Andy teaches a technique to get to no mind. It was easy for me... but I doubt that it's easy for you.
When you are a "normal" human: living more than 70% of the time in your mind, repeating the same mental processes day in and day out, when you relate to the world through the mind, when you don't spend any time in the present moment, then getting into no-mind is beyond you.
The best you can do is enter an illusion.
Are you able to get into the present moment through suppressing the mind? No, or not really.
But why am I pushing this "getting into the present" issue? Article after article?
Because unless you are in the present, you miss life. All of life happens in the present moment, that's why.
The second issue is this: unless you are in the present moment, you fight battles in your head, battles that are not happening, but you are completely missing the "battles" that are: how it is, what is, what's happening, what someone is saying, doing, what you are doing, all of it.
Now, if you EVER managed to be in the present moment, and conscious enough to observe that the mind doesn't stop chattering, then what is next will make more sense.
If you NEVER managed to be in the present moment, and conscious enough to observe that the mind doesn't stop chattering, then you probably think that the thinking that's going on is you thinking.
Nothing is further from the truth: it goes on without you. At night it's dreams, but it's still going on.
So, hoping that the mind will stop its idle chatter is stupid: it won't stop... and you can't force it.
The deepest silence is when you allow the mind to do what the mind does, without resisting, without paying attention, without being bothered by it. That is what is called "mindfulness."
Mindfulness is a state of active, open attention on the present. When you're mindful, you observe your thoughts and feelings from a distance, without judging them good or bad. Instead of letting your life pass you by, mindfulness means living in the moment and awakening to experience.
The hardest thing to be present to something beautiful, like a flower, or a sunset, and stay present.

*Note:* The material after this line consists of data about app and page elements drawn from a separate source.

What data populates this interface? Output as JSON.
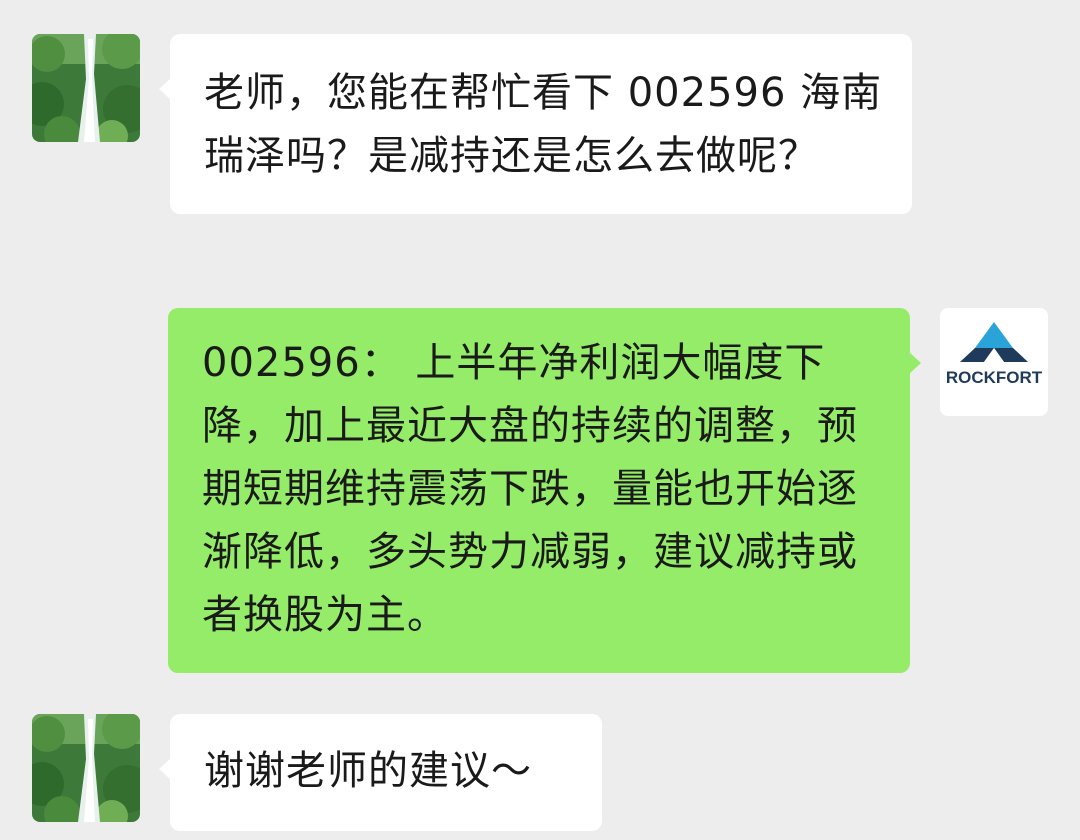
{
  "chat": {
    "messages": [
      {
        "sender": "user",
        "avatar_icon": "waterfall-photo-icon",
        "text": "老师，您能在帮忙看下 002596 海南瑞泽吗？是减持还是怎么去做呢？"
      },
      {
        "sender": "advisor",
        "avatar_icon": "rockfort-logo-icon",
        "avatar_logo_text": "ROCKFORT",
        "text": "002596： 上半年净利润大幅度下降，加上最近大盘的持续的调整，预期短期维持震荡下跌，量能也开始逐渐降低，多头势力减弱，建议减持或者换股为主。"
      },
      {
        "sender": "user",
        "avatar_icon": "waterfall-photo-icon",
        "text": "谢谢老师的建议～"
      }
    ]
  },
  "colors": {
    "background": "#ededed",
    "incoming_bubble": "#ffffff",
    "outgoing_bubble": "#95ec69",
    "logo_dark": "#1f3b5c",
    "logo_accent": "#2aa3d8"
  }
}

When you are present, you are non-verbal. There are no words between you and what you observe.
Very high level of presence. Years worth of training... but it's worth it.